The Bible is the story for us of God's revelation to humanity, in the story of Israel and in Jesus Christ. As Marcus Borg says in The Heart of Christianity, to be a Christian is to be centred in the God of the Bible.

I believe what this early Christian document, the Second Letter to Timothy, says: Scripture is inspired by God. However, this does not mean, for me, that the Bible is infallible and inerrant. Much of what ancient communities wrote was inspired, but is not meant to be historically factual; this does not mean it is false, as it is true in the sense of metaphor, and witnesses to truths about God.

There are commentators who state that if any part of the Bible is held not to be literally true, then the entire edifice of faith collapses. I think this does a disservice to both the Bible and Christianity, and devalues metaphorical language. It also does not serve the Bible well to state that one translation only is valid. We do not have one definitive version of the original texts - the Common English Bible lists five different manuscripts of the Greek Septuagint for the books of Samuel alone. The 1611 Authorized Version, called the King James Bible, is now celebrating the 400th anniversary of its beautiful language which has made such an impact on English literature and speech. Yet we now have better Hebrew and Greek manuscripts than were available to the King James translators. All translators have to make choices in rendering ancient words and their underlying concepts into today's speech.

In the season of Advent we will be reading from two translations in worship at Ingleside and Newington: the King James, to end the 400th anniversary year, and the new Common English Bible. This should provide some great, and thought-provoking, contrasts between a venerable translation and a fresh version. I think we can learn from how the translators have rendered, for instance, the Isaiah 64 reading for next Sunday:

But we are all as an unclean thing, and all our righteousnesses are as filthy rags.
Isaiah 64:6a, King James Bible

We have all become like the unclean; all our righteous deeds are like a menstrual rag.
Isaiah 64:6a, Common English Bible

What do these words tell us about ourselves? About the translators? About the attitudes and taboos of the time? Does the way the CEB translates the Hebrew speak to us in a way that the King James does not (or the New Revised Standard's "filthy cloth" or The Message's "grease-stained rags")? Lots more to come.

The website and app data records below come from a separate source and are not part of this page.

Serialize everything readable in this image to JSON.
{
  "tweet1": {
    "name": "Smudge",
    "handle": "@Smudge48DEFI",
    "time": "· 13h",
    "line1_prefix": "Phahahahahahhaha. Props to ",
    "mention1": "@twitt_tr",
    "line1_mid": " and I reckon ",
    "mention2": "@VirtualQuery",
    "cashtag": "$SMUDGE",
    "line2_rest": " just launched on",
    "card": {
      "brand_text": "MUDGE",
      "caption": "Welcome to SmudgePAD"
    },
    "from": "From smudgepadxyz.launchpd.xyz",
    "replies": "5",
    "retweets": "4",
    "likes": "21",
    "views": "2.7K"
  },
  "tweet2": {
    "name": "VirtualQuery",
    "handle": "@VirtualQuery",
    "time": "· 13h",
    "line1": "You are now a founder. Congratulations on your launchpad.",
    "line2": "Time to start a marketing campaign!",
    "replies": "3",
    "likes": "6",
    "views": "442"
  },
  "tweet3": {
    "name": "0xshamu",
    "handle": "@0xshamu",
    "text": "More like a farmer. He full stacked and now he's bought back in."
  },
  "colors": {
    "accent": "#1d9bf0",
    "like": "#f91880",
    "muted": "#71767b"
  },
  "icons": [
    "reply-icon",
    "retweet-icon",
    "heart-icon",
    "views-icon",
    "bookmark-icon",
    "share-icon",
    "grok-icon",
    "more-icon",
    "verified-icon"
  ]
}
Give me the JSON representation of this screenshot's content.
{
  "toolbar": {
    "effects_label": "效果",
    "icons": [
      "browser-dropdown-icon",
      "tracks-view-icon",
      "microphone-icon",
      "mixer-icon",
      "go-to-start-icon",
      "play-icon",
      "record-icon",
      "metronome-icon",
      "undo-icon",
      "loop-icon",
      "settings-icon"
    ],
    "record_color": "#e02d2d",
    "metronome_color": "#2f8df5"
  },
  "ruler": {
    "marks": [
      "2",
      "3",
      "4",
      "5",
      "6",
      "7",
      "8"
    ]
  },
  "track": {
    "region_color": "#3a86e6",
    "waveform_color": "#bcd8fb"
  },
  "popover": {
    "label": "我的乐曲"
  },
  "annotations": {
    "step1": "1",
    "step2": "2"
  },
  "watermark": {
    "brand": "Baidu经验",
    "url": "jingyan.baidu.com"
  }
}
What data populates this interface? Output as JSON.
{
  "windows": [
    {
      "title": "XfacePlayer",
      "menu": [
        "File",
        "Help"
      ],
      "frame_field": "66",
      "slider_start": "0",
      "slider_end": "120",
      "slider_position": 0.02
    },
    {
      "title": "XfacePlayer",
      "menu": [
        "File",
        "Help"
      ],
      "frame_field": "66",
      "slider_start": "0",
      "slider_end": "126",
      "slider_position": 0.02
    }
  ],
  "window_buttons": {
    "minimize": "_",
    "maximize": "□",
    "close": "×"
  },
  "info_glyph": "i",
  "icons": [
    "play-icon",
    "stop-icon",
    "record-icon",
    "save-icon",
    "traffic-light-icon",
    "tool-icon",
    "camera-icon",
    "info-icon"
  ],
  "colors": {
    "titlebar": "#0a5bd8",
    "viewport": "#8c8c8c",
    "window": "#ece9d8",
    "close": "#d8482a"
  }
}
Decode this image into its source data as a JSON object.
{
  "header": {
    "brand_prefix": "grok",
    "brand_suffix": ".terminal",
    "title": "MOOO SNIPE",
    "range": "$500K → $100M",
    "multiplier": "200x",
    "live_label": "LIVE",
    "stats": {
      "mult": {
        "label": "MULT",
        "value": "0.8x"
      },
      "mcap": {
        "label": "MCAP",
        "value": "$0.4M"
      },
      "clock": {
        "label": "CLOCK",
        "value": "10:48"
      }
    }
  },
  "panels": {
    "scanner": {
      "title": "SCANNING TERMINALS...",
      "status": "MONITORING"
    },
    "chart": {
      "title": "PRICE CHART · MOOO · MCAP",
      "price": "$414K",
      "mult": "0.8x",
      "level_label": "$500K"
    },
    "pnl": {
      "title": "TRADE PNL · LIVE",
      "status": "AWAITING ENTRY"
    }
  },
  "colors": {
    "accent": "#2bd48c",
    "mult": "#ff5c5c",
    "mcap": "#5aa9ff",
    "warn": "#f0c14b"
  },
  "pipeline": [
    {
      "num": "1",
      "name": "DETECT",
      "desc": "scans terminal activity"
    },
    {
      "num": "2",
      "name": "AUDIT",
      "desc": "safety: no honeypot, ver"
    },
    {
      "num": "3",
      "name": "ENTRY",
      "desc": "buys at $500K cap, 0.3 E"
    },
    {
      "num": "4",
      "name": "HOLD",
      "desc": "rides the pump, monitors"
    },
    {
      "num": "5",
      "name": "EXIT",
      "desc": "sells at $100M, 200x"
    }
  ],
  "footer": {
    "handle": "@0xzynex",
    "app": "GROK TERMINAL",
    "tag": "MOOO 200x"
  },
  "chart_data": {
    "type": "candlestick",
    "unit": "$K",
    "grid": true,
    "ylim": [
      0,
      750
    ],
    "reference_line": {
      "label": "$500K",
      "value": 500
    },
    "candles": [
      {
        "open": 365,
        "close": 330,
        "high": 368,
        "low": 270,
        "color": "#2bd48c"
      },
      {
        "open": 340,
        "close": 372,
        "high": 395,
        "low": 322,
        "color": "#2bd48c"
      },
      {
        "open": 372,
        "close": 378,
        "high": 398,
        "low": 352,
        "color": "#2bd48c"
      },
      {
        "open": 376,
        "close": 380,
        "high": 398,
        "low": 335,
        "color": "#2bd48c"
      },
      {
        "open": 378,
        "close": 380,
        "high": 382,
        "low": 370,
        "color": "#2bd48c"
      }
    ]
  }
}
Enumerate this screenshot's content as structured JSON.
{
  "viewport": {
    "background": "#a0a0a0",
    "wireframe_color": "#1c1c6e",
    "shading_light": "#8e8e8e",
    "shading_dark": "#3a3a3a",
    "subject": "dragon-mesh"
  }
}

Saturday, November 19, 2011

Blog Tour is Coming!

I'm participating in the three-month Common English Bible “Thank You – Come Again – I Promise” blog tour. It starts tomorrow, Sunday, November 20, the start of National Bible Week, and ends January 31. I have been using the Common English Bible in Sunday worship for the New Testament readings in the Revised Common Lectionary for the last year. In the season of Advent I'll be marking the 400th anniversary of the King James Bible by mixing the KJV and the Common English Bible - should be an interesting and thought-provoking contrast between the English of the beginning of the 17th century and today. And if you like the Facebook page http://facebook.com/LiveTheBible, you'll be able to print calligraphy Bible verses!

Thursday, November 10, 2011

I got nothin'

I certainly got nothin' on the blog lately. It's not like there hasn't been anything happening! I had great experiences at the Outlaw Preachers (re)Union in Nashville in September and Future of Ministry Symposium at Queen's School of Religion in Kingston in October. I welcomed a delegation from the United Church of Christ, Black River-St. Lawrence Association in New York State to our United Church of Canada Presbytery meeting, and participated in a series of gatherings of congregations in our Presbytery leading up to votes this month on whether congregations want to enter into discussions with their neighbours about sharing ministry (and possibly buildings). And my churches and the Presbytery decided to move me from three-quarter time ministry to full-time. So there's lots going on. I just got nothin' here on Daniel in the Lions' Den.